. Hope this helps
You haven't indicated the part number for your panel, but I'm assuming that since you say the inoperable breakers are "opposite" the main, that you have the type of panel where the main is at the top of one side of the panel. If this is the case, usually the opposite spaces have no place on the buss for breakers to attach. In that case these are not spaces for breakers. The panel legend on the door usually will indicate thes, but sometimes the cover is the same for a main lug or a main breaker panel.

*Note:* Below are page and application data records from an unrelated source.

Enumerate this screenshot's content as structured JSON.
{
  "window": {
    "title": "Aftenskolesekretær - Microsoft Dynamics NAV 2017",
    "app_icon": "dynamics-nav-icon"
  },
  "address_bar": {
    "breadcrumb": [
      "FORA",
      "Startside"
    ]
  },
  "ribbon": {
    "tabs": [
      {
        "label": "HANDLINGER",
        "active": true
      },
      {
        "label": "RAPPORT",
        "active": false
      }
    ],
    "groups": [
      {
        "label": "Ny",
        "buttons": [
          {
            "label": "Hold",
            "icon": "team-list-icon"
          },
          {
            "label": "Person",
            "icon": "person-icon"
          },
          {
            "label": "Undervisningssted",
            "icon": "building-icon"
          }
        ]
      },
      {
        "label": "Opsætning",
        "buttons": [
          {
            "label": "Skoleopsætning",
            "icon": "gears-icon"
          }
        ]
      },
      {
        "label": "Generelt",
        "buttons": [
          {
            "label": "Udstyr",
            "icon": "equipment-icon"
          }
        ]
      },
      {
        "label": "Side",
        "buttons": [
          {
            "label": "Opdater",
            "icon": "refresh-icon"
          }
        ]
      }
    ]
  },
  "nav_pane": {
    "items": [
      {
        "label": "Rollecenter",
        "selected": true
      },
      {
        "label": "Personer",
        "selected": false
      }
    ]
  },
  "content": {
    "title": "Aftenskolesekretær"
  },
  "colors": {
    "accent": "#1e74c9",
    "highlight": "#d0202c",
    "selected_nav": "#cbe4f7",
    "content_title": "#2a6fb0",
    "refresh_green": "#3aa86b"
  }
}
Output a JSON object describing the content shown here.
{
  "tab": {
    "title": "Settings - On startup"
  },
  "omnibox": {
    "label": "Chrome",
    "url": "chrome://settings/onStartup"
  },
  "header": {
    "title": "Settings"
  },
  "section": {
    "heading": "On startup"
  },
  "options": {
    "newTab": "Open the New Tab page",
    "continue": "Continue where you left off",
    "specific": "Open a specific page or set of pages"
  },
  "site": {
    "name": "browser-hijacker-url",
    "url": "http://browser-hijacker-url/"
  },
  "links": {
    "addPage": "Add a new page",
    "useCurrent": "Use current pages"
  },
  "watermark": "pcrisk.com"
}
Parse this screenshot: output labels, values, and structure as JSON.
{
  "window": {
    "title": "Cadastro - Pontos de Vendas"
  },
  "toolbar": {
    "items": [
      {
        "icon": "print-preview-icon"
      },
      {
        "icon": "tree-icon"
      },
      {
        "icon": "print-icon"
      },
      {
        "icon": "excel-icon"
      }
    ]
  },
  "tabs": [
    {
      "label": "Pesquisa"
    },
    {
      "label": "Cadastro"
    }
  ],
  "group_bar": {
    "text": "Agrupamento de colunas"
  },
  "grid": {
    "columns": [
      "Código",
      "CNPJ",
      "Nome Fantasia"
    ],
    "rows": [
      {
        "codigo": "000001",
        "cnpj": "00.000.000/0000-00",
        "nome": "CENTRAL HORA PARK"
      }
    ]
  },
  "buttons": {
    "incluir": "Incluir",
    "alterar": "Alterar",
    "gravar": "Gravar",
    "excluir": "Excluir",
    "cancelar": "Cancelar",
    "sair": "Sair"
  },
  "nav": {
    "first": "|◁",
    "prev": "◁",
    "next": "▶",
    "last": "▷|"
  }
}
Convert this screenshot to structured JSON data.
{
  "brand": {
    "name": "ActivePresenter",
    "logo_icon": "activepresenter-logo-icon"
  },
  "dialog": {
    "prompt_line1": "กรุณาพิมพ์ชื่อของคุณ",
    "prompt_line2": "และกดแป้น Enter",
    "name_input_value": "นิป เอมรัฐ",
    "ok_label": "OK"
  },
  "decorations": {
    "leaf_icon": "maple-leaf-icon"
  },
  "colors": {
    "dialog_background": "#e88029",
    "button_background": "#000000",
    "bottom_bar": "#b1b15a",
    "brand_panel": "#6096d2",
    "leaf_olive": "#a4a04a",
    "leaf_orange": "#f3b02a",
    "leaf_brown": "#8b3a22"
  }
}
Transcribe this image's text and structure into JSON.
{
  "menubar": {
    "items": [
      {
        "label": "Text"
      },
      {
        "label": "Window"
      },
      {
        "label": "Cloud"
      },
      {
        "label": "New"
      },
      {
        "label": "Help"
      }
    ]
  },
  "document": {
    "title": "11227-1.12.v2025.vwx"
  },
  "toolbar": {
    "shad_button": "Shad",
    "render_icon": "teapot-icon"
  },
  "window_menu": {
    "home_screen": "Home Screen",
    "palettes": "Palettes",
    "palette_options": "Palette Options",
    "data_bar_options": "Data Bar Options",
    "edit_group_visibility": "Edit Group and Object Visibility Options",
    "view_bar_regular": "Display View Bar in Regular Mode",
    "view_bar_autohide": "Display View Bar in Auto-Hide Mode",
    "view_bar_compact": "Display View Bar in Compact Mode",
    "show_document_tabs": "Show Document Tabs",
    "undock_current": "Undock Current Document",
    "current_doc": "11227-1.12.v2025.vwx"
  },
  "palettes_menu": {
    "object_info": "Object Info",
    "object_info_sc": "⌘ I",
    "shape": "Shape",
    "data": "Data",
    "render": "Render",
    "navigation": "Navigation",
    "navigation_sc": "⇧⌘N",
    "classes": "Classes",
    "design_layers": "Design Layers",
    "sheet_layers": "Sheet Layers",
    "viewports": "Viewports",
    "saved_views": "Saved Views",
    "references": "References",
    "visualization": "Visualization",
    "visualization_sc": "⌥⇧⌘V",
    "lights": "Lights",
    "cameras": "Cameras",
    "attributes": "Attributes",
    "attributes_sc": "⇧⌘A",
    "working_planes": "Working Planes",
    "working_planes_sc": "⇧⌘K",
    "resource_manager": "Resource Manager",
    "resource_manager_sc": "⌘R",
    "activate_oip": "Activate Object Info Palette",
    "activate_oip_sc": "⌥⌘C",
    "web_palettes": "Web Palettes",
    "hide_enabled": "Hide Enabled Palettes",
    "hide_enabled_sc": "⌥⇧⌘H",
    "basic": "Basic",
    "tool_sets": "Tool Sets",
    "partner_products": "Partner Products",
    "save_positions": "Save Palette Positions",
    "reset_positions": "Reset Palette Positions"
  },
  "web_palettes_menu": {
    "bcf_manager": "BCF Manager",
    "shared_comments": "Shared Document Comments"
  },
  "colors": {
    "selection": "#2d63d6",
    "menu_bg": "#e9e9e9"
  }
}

To do this safely you should call an electrician. No way I can give you complete instructions that will be sure to be safe because I can't see exactly what the situation is that you have. But the basic steps include: turning off the main, understanding that you are about to expose the feed lugs TO the main which are still LIVE (and giving them a wide berth!), carefully removing the cover, CONFIRMING that everything else in the box is NOT LIVE (use a non-contact voltage detector - $15 or less), removing the wire from the old breaker, pulling the old breaker out, plugging the new breaker in, connecting the wire to the new breaker (nice and tight), replacing the cover and then turning the main back on.
Please call an electrician.
There are 3 possibilities----
1. The sum of the branches are occasionally spiking higher than 200 amps. (If you add up all of the branch ratings you will find that their combined capacity is much higher than 200 Amps in total) In this case you need to find a way to level the load or add capacity by adding a second breaker box -- you can't do this yourself because you need help from the utility company.
2. There is something shorting out inside your breaker box. (unlikely)
3. There is a problem with the main and you need to replace it. But DO NOT ATTEMPT TO DO THIS YOURSELF.
In all three cases you need help from an electrician.
I was able to go online and locate numerous sites that offered the ability to order the CH2100 and also the CH2100x main breakers. You could also take the breaker to an electrical supply and see what they have to offer as a replacement, but be sure that the connectors in the panel are not damaged before purchasing and installing a new breaker.
no this is not normal sounds like it has gotten hot a couple times but they are easy and cheap to replace shut off your main breaker at the top of your panel then take the cover off most breaker just snap in you might have to slide it under one side then press till it snaps in onthe other side but some cutler hammer and others have a screw in you hook it in on the back of new breaker and put the screw in the front any way if you need more help i can find a diagram on your brand of breaker and tell you exactly how to do it